NEA Hearing Comments on Corporate Tax Loopholes and President Obama’s FY15 Budget Proposal
March 11, 2014
On behalf of the three million members of the National Education Association, and the students they serve, we offer our views on the need to close costly corporate tax loopholes in connection with this week’s hearing “The President’s Fiscal Year 2015 Budget and Revenue Proposals.”
The road back from the worst recession since the Great Depression has been difficult, and while progress has been made much more remains to be done. We need an economy that works for everyone — an economy built on the truly American ideal that everyone deserves a fair shot and an opportunity to succeed, an economy in which those who work hard will be able to provide for themselves and their families. Each of us must do our part to help this nation achieve the shared prosperity we all seek.
Sadly, that is not happening today.

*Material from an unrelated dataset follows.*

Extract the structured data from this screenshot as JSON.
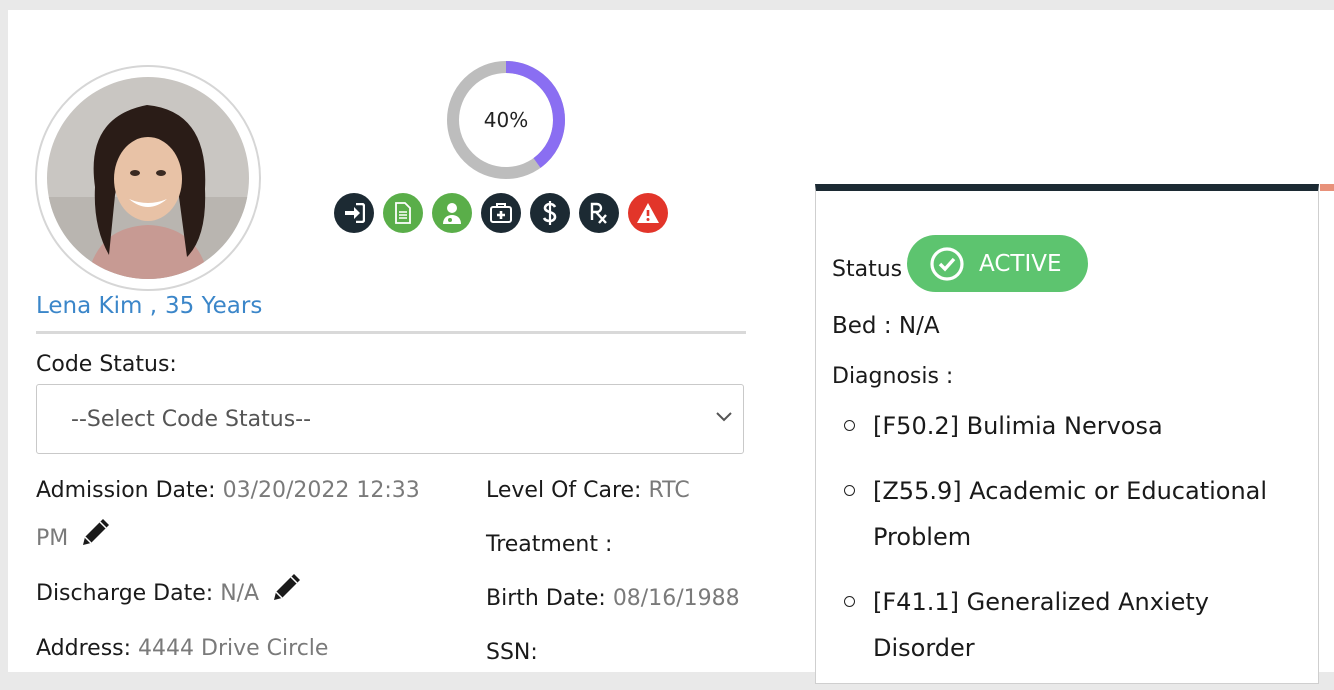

A comprehensive new study shows some of the nation’s most successful businesses paid little or no taxes between 2008 and 2012. Tax handouts to the 288 Fortune 500 companies that were profitable each of those five years cost the nation $362 billion in unclaimed revenue, according to the study by Citizens for Tax Justice and the Institute on Taxation and Economic Policy.
The loss of revenue due to corporate tax loopholes and subsidies can lead to funding shortfalls for critical programs and services that benefit students—such as expanding early childhood education opportunities, making college more affordable to those who want to pursue it, and fully funding the Individuals with Disabilities Education Act to name a few examples.
Simply put, we cannot adequately invest in education so long as we continue to watch billions leave the system because of an unfair tax code, highlighted by these corporate loopholes. Tax loopholes and budget cuts are inextricably linked, and sometimes the trade-offs can be startlingly clear. Eliminating the "carried interest" tax break given to hedge fund managers, which allows them to cut their tax rate in half, could save $1.7 billion - which would account for more than half of the cuts education faced in FY13.
For our economy to work for everyone, we need to amend the tax code to ensure that corporations and the wealthiest contribute their fair share — to grow our economy by growing the middle class. At home, families are struggling to hold on to what they have. At school, students most in need are confronting cuts to the critical programs they need to succeed. Meanwhile, special exceptions allow income inequality to continue growing. Corporations are reporting record profits, yet are taxed at historically low rates. That must change if the American dream is to endure
Congress can help deliver on the promise that the American dream is for everyone, not just the wealthy few. We thank the Committee for holding this important hearing and for listening to our views.
Director of Government Relations